This course is designed to teach non-accounting majors to understand the accounting records of a small business and/or to give them the opportunity to use an accounting software program. Concepts, terminology and principles are introduced at a basic level. Topics include revenue and expense recognition, cash vs. accrual accounting, the accounting cycle and analysis of financial statements and other financial information.
This course expands on the writing skills learned in COMC 101 or ENGL 100 and introduces the art of oral communication. The course presents functional communicative strategies that can be used in any workplace environment. Students gain practical experience through engaging and relevant activities and assignments that centre on gathering and summarizing information to produce successful proposals and reports, designing clear visuals with graphic illustrations, and developing speaking skills appropriate for informal and formal presentations and interviews.
This course explores the inherent relationship between culture, language and communication. The key concepts of study are identity, culture, assumptions and stereotypes, beliefs, value systems, and globalization. From theory to practice, students will investigate the impact of identity and context in intercultural interactions.
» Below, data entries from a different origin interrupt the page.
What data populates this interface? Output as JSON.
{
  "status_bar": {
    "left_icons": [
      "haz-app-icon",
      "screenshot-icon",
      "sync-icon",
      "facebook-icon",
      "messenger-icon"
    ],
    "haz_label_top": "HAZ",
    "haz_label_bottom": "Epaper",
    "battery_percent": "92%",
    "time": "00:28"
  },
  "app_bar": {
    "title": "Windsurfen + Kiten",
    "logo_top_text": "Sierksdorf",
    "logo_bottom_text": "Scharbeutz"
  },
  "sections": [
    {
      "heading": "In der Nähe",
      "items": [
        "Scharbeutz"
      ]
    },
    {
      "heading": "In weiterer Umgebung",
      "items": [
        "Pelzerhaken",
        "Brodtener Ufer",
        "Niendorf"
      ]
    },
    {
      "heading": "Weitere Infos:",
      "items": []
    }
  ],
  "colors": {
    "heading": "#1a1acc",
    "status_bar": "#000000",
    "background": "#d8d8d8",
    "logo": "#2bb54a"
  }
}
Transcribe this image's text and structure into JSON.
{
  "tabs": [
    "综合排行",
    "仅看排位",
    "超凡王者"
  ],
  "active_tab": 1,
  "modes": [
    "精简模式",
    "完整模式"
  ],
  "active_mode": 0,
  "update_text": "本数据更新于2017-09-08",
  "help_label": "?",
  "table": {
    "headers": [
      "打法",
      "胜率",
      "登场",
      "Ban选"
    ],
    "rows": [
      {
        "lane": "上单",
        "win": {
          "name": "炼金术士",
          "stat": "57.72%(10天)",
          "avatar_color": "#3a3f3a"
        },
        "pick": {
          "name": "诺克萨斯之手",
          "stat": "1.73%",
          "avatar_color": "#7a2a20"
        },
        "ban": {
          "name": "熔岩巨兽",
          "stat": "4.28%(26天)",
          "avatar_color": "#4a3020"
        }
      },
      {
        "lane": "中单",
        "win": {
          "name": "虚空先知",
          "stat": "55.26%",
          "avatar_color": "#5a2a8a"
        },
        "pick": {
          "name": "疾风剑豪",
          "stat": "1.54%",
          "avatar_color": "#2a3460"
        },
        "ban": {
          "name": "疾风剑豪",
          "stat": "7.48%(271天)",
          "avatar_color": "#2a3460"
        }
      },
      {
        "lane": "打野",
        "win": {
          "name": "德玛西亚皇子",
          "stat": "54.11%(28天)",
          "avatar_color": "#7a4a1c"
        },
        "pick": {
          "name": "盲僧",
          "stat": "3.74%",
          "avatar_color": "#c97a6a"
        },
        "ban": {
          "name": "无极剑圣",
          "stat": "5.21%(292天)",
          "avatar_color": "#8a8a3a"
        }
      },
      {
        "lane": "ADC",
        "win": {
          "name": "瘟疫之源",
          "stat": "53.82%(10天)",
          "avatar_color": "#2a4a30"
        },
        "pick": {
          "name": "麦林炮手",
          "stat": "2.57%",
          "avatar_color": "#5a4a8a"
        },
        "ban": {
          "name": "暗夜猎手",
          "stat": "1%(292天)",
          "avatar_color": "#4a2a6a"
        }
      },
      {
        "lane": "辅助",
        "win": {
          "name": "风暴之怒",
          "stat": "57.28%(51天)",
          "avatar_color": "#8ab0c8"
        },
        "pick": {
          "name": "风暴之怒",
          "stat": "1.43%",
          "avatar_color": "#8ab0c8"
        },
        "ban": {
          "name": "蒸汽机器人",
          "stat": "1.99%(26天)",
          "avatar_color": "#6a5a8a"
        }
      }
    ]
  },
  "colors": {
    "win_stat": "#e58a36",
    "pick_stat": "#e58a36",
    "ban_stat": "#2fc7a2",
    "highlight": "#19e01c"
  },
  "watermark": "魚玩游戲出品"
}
The focus of this course is to help students develop meaningful strategies to communicate in today’s culturally diverse communities.
This course allows students to develop skills in the operation and applications of professional productivity software for the PC. Students use the four applications of the Microsoft Office 2013 suite: Word, Excel, Access and PowerPoint. The theory component develops a broad and general understanding of current computer technology.
English 100 focuses on composition for academic purposes and develops a student’s ability to write clearly and effectively. Students also learn the fundamentals of critical thinking, persuasive writing techniques (including rhetorical appeals and devices), scholarly research, and academic reading.
This course provides an overview of management. It covers theory, process and practice of the four fundamental management skills: Planning, Organizing, Leading and Controlling, as well as the role of managers in organizations.
This Human Resource Management course covers planning, recruitment, selection and placement; job analysis, job description and job evaluation; compensation and performance appraisal plans; employee benefit programs; training and education programs and employee rights, labour relations, personnel planning and evaluation.
This survey course is designed to introduce students to the areas of responsibility of managers of non-profit organizations and is intended to provide a broad overview of the management challenges of the non-profit sector. Topics include scope and function of the non-profit sector; an overview of financial management; human resources management; strategic planning; and marketing functions within the non-profit sector. Specific issues are emphasized, such as accountability, board selection, volunteer management and fundraising.
To gain an overview of the marketing process as it applies to marketing products and/or services in public, private and not-for-profit organizations. At the end of the course, the students should understand the four P's of marketing: Price, Place, Promotion and Product, and the interrelationships between marketing and overall business practices. This 45-hour course provides an introduction to other more advanced courses in the College of the Rockies Business program.
This course examines the organization and role of leisure, recreation and tourism services in Canada.
This course emphasizes leadership in Recreation and Leisure Services and involves an exploration of leadership and effective practice of theories and concepts. Students examine how Recreation and Leisure Services involve community individuals and groups in community organizations. The different leadership methods in organizations, public groups and service organizations are also examined.
This course introduces students to the program planning cycle and engages them in creating and implementing effective program plans from the initial needs assessment through to the evaluation of program and facilities.
This course explores the history and background of how society has dealt with diverse populations. Students examine the ways in which recreation and physical activity are structured in diverse groups (i.e., those with physical and mental disabilities) and learn to recognize the needs of these groups and individuals.
This course examines the impact of design, programming and operation of recreation areas, facilities and services on users attitudes and behaviours.
This course explores and develops ideas and concepts utilizing a linear or cyclical planning model, and focuses on the details required when planning a special event. Emphasis is placed on the planning of events with research into selecting the right event, event themes, site selection, task and responsibility checklists, organizational committee structures, budgeting and finance, advertising and promotion and event administration.
The work experience provides workplace-based learning opportunities in an industry setting. This allows students to practice the principles and skills learned during classroom study and develop industry competencies. Internships provide the learner with a more direct access to industry employees and managers, building networks and establishing the foundations of one’s career.
This course is a continuation of RECR 150 with a special emphasis on assessing recreation needs, planning, implementing and evaluating programs. It builds upon the foundations of program development established in RECR 150. Students are introduced to needs assessment research methods and develop a research project from start to finish. Development of a questionnaire, administering a questionnaire, evaluation and interpretation of research data and writing a research report are explored.
This course examines methods of obtaining funding and community support through presentations, both oral and written. The focus is on obtaining grants, foundation funding and sponsorship, not on fundraising.
This course will familiarize students with concepts of risk management and legal liability as they apply to the business of tourism and recreation. The course introduces students to Canadian law and liability issues that may arise for tourism industry professionals and other businesses. Students will also learn about ways to minimize liability exposure.